Margot Huysman reviews the second instalment of Don’t Pitch Me, Bro! at Google Campus.
Last Thursday, Google Campus was invaded by start-ups desperate to present their ideas and get feedback from their peers. The location wasn’t a surprise, but the format is relatively new: getting feedback and advice from an audience of start-up founders, lawyers, PRs, marketing people and writers doesn’t happen every day – normally, you’re lucky if you get a few grunts from a venture capitalist.
This was the second instalment of Don’t Pitch Me, Bro!, which marked the last event for newly-appointed deputy chief executive of Tech City, Benjamin Southworth: his last hoorah before leaping boldly into the public sector.
The festivities started with free beer and pizza, courtesy of Raptor. Business cards were exchanged. You know the drill.
Then it was time for pitching. Four companies were up to present. The idea is to give a live demo of the product or service, give the audience an idea of what it is all about, and then use the crowd as a judge on what you’re getting right and what you need to work on.
First up was Sale Rail, a website thought up by recent university graduate Graham Peterson. Graham wants to bring all high street sales to one place.
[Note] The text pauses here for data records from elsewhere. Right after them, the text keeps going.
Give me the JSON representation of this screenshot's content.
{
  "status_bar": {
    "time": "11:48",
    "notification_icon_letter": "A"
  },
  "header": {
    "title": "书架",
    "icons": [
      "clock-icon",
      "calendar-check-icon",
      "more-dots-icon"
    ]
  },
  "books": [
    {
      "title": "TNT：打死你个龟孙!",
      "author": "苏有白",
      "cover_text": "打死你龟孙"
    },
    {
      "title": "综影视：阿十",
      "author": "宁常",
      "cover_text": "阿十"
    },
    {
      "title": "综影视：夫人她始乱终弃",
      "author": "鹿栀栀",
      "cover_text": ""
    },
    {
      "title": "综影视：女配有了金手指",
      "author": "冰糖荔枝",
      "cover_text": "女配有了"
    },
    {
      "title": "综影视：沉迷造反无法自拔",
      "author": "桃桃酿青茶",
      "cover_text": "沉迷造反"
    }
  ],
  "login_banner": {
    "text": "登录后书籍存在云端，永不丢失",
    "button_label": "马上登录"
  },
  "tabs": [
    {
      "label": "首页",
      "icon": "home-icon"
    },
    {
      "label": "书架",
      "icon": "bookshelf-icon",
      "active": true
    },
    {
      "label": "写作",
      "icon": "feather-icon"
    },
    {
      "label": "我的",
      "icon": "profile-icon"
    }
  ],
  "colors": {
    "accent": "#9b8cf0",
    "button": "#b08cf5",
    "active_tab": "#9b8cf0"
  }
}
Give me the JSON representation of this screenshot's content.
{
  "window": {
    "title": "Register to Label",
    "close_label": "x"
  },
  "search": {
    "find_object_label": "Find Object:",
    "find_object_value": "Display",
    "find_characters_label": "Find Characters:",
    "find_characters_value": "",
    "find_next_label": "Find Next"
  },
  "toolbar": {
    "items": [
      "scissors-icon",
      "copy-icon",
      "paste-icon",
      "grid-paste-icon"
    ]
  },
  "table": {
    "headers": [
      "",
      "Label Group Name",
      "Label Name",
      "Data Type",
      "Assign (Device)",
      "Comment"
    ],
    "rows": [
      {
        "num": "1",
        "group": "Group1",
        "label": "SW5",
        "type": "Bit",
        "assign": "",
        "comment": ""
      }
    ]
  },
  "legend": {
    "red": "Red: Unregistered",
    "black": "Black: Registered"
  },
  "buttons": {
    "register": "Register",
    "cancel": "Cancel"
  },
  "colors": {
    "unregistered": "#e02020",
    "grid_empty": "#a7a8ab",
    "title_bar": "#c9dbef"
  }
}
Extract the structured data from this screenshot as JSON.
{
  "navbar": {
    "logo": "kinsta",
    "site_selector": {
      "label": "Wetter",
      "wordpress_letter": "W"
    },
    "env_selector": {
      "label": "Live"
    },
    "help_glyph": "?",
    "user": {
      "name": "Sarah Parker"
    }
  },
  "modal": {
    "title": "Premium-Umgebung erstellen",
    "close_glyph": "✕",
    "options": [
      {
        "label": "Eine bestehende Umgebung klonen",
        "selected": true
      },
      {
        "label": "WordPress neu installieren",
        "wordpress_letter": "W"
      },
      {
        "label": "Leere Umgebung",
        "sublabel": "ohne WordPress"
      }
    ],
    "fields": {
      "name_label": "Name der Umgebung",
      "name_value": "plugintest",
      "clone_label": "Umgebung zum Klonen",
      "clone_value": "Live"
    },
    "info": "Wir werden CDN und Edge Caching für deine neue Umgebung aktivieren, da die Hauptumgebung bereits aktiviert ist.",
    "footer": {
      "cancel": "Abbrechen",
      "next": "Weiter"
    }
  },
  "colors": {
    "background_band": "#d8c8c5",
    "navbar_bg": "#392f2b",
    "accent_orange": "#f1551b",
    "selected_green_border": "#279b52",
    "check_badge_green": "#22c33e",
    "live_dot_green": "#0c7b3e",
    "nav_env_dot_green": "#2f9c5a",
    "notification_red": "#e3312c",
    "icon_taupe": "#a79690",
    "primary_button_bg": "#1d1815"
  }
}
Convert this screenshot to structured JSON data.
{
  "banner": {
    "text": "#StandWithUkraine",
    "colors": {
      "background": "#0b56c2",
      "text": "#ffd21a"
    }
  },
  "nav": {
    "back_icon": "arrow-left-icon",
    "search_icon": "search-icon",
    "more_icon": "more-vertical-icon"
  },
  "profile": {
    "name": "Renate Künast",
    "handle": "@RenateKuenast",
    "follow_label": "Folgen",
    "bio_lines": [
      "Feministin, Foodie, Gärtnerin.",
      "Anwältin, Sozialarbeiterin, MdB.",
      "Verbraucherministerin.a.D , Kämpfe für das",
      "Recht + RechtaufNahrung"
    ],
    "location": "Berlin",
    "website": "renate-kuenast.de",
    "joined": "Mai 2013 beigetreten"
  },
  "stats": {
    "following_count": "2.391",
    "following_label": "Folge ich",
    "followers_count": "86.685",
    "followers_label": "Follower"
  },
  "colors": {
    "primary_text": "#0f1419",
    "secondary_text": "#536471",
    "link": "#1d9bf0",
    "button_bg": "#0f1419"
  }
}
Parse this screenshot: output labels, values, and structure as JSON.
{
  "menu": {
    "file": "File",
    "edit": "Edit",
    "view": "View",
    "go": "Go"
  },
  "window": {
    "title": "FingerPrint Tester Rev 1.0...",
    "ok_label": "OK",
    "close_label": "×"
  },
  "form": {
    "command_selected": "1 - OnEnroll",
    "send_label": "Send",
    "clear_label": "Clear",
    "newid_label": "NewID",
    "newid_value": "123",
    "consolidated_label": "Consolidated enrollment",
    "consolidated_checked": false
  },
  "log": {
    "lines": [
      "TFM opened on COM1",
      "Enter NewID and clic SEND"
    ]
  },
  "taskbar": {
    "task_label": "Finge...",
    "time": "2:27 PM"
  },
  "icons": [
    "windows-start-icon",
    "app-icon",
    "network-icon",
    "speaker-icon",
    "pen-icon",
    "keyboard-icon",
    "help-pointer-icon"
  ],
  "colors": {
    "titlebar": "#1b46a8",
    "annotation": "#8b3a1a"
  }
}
He has been working on the project for a while now, in his spare time, having a day job unrelated to the site. He is one of those founders who has taught himself everything: basic coding, marketing, a bit of sales – proving, of course, that there are no prerequisites to starting your own business – just enthusiasm and a lot of hard work.
A strength of this event format is the quality of conversation that goes on between the public and the founders. Humour is important too: Peterson’s presentation prompted one member of the public to advise him to be “the Ryanair of clothes shopping – it looks so shit, it must be cheap!”
The second start-up was led by Mathias Vagni. His idea, Use The Food, is a platform for food bloggers to post their content and for users to search for recipes according to ingredients they already have. The incentive is to avoid waste.
Founders often have a precise idea of what their product is supposed to achieve, but, often, their idea gets lost in translation, leaving users confused. Events like “Don’t Pitch Me, Bro!” are great in helping founders tackle that issue. Communicating with a neutral, unbiased audience permits for these problems to be highlighted – and eventually addressed. Vagni benefited from just that sort of communication.
Of course, as we were at a tech event in 2012, it was inevitable that the words “big” and “data” would come out eventually. The third “non-pitch” was for Second Sync, a start-up that uses Twitter to extract data about UK television shows. The presentation was terse and poised, leaving many members of the audience to unofficially brand this as one of the best ideas they’d heard in a while.
Because the presentation and demo were so well put together, not much criticising of the product itself happened – and instead the conversation geared towards big data, and the interminable debate of what exactly it is, how it can be used to its full potential and why it has not yet been fully utilised. It’s a conversation topic that is always incredibly fascinating and that leads to lively debates, as I’m sure you’ll agree.
The final start-up, Play Brighter, could have done with some focus. A cross between educational software and an educational game platform, the target market was not clear.
Already attracting a larger, better-quality crowd than the peculiarly-named Flagons Den, Don’t Pitch Me, Bro! looks set to join Digital Sizzle and Silicon Drinkabout as a mainstay of the east London start-up scene.